Prof. Valery A. Lukov,
Dr. of Philosophy, Honorable Professor,
Moscow University for the Humanities
The definition now established in the Russian Federation legislation is that state youth policy is the stated activity directed at creating legal, economic, and institutional conditions and guarantees to help young people to fulfill themselves as personalities and develop youth associations, movements and initiatives. Ten years ago, this gave rise to fierce debate, and the fact that it has become established in Russian practice is a great step forward.
What difference does it make? First of all, it means getting rid of the principles of standardized personality formation according to a given model. The state’s area of influencing the young becomes narrower, but its range of obligations for developing youth’s infrastructure and other conditions, which a young individual or a youth organization may (or may not) choose for themselves becomes broader.
Second, it means that youth’s human and civil rights will now be based on a legal framework. This is of a certain importance in conditions when a young person naturally is in a situation of incomplete social, and, sometimes, legal status.
Third, it means that the state is now adopting a wide-scale system of interaction with civil society structures — youth organizations, movements and other forms of social activity.
Since the adoption of the USSR Law «On General Guidelines of State Youth Policy in the USSR» (1991) nearly ten years ago, the notion of «state youth policy» has become quite familiar, and the way it is interpreted is still progressive enough. In the meantime, however, about 200 regulative legal acts have been adopted at federal level, including federal laws, over various aspects of youth status and the state’s functions in the sphere of youth policy. Over 40 laws about young people and youth policy have been passed in the regions. As of the beginning of 2000, more than 15,000 civil servants were employed in the state youth policy institutional system.
What is the result? The government is reports on youth show that the situation with most of the social issues state youth policy is to deal with is really dramatic. Take, for instance, unemployment. The first report indicates that one third of the unemployed are young people, and the number of young people who neither work nor study is one million. The third report shows that youth accounted for 35% of the unemployed. The fifth report gives this figure as high as 34.5%. In other words, there is no any progress in solving this problem, which is very crucial for young people. In general, the same can be said about other problems, despite the extensive system of state youth policy.
Fourth, in the areas where new laws and regulative acts in the interest of youth have been passed, new tensions are in evidence. This applies to the Law “On Education” (1992). The inadequacy of the protection provision in the Federal Law “On Basic Principles of Prevention of Homelessness and Delinquency among Minors” (1999) is glaring enough: the system of the Internal Ministry is support for some categories of teenagers has become inaccessible for them by virtue of applying progressive norms arising from the human rights concept.

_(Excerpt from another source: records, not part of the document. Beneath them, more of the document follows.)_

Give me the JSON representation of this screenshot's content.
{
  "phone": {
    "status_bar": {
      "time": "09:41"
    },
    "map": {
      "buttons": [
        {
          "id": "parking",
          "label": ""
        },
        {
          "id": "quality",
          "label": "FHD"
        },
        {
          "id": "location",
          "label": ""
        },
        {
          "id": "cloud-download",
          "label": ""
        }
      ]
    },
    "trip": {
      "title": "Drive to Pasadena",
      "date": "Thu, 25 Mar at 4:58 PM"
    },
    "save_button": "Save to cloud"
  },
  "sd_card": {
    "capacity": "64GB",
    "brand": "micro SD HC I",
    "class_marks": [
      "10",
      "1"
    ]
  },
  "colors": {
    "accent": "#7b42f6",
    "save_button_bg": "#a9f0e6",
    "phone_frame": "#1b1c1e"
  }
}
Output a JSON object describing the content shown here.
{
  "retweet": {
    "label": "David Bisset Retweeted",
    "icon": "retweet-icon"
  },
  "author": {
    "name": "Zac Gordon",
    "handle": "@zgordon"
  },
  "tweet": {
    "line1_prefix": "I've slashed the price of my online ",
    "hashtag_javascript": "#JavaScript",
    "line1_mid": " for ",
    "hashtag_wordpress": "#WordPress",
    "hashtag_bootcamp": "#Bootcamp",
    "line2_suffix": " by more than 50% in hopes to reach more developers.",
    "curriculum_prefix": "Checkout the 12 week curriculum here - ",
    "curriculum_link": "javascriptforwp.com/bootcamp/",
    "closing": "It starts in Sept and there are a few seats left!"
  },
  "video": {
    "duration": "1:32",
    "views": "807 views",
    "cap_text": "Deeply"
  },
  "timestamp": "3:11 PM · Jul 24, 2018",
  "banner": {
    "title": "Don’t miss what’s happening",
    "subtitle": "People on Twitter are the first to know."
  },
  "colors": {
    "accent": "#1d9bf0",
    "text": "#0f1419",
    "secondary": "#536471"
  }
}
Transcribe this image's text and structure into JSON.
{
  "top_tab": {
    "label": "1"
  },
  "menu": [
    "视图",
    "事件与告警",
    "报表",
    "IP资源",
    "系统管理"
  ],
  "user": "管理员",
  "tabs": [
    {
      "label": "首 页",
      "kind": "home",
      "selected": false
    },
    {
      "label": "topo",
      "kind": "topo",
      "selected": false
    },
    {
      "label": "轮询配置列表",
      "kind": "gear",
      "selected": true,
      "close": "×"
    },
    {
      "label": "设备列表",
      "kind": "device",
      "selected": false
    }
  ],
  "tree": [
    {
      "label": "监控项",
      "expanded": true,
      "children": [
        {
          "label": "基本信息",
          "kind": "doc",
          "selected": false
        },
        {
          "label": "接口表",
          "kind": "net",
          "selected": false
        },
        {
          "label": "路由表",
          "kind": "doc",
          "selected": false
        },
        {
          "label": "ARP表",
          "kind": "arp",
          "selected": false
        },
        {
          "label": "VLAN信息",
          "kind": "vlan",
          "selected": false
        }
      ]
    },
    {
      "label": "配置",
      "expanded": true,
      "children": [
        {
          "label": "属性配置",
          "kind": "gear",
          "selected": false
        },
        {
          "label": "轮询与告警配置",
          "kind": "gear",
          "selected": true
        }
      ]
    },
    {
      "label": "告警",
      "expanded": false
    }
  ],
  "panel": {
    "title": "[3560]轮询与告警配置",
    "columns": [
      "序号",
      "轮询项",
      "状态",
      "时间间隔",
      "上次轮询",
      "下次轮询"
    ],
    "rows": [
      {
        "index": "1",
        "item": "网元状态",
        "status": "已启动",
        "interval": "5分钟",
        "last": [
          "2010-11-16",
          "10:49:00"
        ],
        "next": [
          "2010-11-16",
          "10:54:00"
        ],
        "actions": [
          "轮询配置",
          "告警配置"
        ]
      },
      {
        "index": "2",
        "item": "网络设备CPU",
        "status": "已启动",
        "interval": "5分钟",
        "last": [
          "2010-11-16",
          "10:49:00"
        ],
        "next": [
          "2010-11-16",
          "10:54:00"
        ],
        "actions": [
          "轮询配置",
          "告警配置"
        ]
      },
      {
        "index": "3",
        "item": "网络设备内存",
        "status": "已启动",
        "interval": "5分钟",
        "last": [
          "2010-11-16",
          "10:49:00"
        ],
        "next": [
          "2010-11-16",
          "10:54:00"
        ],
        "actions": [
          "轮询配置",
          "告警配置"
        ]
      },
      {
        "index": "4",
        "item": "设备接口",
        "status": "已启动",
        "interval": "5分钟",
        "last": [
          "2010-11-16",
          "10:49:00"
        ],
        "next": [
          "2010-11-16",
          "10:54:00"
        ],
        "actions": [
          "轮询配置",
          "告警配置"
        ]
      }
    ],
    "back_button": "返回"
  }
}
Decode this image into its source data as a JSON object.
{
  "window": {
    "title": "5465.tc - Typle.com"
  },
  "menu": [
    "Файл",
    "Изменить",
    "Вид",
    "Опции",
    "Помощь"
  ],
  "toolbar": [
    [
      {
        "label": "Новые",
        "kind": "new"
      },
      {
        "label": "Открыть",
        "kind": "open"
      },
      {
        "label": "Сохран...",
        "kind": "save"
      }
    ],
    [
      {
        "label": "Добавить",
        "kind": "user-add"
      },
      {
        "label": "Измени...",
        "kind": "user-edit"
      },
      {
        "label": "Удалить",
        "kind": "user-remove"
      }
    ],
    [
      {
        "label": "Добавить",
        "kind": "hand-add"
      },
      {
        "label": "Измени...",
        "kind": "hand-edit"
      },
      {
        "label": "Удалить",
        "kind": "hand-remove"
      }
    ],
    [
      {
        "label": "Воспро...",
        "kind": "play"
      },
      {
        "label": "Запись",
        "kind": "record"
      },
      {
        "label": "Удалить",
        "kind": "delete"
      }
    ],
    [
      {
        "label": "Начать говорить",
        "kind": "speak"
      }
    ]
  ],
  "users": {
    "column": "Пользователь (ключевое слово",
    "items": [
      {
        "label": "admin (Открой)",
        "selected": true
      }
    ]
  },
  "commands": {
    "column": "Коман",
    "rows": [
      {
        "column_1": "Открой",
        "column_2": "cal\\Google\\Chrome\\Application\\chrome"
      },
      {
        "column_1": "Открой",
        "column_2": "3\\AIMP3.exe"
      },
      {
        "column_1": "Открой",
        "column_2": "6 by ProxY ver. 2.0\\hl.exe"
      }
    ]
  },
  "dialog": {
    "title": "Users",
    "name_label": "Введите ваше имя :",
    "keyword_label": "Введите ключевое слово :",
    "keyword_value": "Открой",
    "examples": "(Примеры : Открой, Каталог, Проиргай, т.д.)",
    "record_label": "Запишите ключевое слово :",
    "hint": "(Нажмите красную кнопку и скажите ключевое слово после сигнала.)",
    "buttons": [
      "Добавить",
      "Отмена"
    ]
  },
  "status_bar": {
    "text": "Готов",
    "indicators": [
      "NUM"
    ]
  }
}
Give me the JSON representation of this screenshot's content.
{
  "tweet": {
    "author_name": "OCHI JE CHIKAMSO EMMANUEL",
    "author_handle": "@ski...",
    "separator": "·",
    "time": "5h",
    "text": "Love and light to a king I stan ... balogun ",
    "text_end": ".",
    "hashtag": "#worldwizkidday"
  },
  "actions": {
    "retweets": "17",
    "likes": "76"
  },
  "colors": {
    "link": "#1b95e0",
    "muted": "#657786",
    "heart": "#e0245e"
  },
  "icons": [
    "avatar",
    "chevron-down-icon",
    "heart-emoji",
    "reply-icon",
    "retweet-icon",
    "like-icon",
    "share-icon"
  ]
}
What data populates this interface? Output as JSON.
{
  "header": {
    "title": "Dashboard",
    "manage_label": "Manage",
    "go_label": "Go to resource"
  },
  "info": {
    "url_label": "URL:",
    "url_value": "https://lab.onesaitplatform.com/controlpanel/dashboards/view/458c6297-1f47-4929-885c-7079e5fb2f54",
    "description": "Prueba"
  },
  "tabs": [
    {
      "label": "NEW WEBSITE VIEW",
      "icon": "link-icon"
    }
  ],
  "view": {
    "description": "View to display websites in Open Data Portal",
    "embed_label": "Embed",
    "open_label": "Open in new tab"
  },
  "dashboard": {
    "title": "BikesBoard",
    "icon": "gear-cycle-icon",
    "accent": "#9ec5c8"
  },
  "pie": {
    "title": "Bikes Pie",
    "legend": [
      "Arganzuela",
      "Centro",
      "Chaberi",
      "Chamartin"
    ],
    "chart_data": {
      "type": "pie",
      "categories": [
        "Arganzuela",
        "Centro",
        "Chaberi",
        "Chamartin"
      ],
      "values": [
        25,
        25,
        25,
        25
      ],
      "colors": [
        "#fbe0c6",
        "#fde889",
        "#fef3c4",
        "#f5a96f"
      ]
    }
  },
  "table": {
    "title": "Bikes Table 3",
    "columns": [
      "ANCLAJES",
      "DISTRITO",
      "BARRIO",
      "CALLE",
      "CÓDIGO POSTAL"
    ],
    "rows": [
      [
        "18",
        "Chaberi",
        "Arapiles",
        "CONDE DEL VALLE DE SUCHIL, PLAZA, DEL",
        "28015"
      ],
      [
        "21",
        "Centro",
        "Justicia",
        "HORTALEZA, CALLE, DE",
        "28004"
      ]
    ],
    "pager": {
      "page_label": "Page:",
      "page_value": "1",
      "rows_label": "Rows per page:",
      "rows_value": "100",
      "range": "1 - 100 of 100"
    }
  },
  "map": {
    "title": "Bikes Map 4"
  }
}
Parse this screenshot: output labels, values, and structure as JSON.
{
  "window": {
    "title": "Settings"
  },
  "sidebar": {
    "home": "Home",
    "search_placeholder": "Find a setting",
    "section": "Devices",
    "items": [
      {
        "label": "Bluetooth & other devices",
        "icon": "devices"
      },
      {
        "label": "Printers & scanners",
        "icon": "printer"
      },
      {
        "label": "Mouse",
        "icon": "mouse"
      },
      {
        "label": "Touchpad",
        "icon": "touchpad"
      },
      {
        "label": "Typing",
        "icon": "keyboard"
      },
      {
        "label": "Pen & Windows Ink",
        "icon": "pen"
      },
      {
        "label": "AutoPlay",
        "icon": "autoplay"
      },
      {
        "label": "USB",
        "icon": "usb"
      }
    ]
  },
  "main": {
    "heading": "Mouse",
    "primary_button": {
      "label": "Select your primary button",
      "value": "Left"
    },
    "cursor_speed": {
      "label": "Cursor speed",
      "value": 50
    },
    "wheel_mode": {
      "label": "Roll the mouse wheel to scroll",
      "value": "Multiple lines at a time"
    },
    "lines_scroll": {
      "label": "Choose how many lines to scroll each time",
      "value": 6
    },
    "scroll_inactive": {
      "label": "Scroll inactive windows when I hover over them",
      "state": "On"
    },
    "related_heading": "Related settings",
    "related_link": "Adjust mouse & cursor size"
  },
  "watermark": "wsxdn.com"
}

In the years since the law was adopted, this evident contradiction has not been cleared. At the same time, the federal laws adopted on the basis of our drafts are not free from shortcomings either. For instance, the Federal Law “On the State’s Support of Youth and Children Public Associations” (1995) contains provisions which have complicated some traditional links between state bodies and youth organizations.
Looking into how state youth policy has been developed and realized, it is possible to suggest a few conclusions.
First, the desire to strengthen the regulating and legislative support of this policy has not always been justified. Law is a conservative system, and any activity for its transformation may be precarious. The trend of amending the already adopted regulative and legislative acts in many cases seems more preferable. In general, it is necessary to recognize that a legal norm is a rather clumsy regulation tool, and needs to be applied only in well-defined situations.
Second, state youth policy as it stands today is in need of conceptual liberation rather than generalized federal law (though there are arguments in its favor), but in a conceptual finalizing. It seems useless to try to solve many questions at legislative level. First of all, it is necessary to amend the procedure of cost- benefit analysis in conducting an efficient youth policy, which does not fit well into the whole system of financial legislation.
Third, the practical implementation of state youth policy, both in Russia and abroad, raises new theoretical challenges. One of the most controversial issues here is that of youth is rights. In the modern legal system, this question cannot be worded adequately and is nothing but a matter of dilettantes and journalists. At the same time, the human rights concept, now established in legislation, seriously contradicts practical social life. To a certain extent, we can maintain that its potential is historically limited, and in the documents of the United Nations, UNESCO and others we can more and more often see deviations from this concept, for instance, when considering the question of national property. The specific peculiarities of youth is situation are increasingly demanding that they should be regarded not as a young individual personal qualities but as a certain manifestation of group properties as determined by their social status and prospects dictated by life trends.
Fourth, Analysis of state youth policy experience shows that its development as a state practical activity requires a wider use of designing concepts and techniques of social designing.
Source: Молодежь России перед лицом глобальных вызовов на рубеже веков (Как противостоять агрессивному экстремизму, ксенофобии и насилию среди молодежи) : Материалы Международной конференции, 18–19 ноября 2000 г., Москва, Россия / под научной и общей редакцией И. М. Ильинского. Перевод на англ. яз. М., 2001. С. 143–145. ISBN 5-85085-643-9.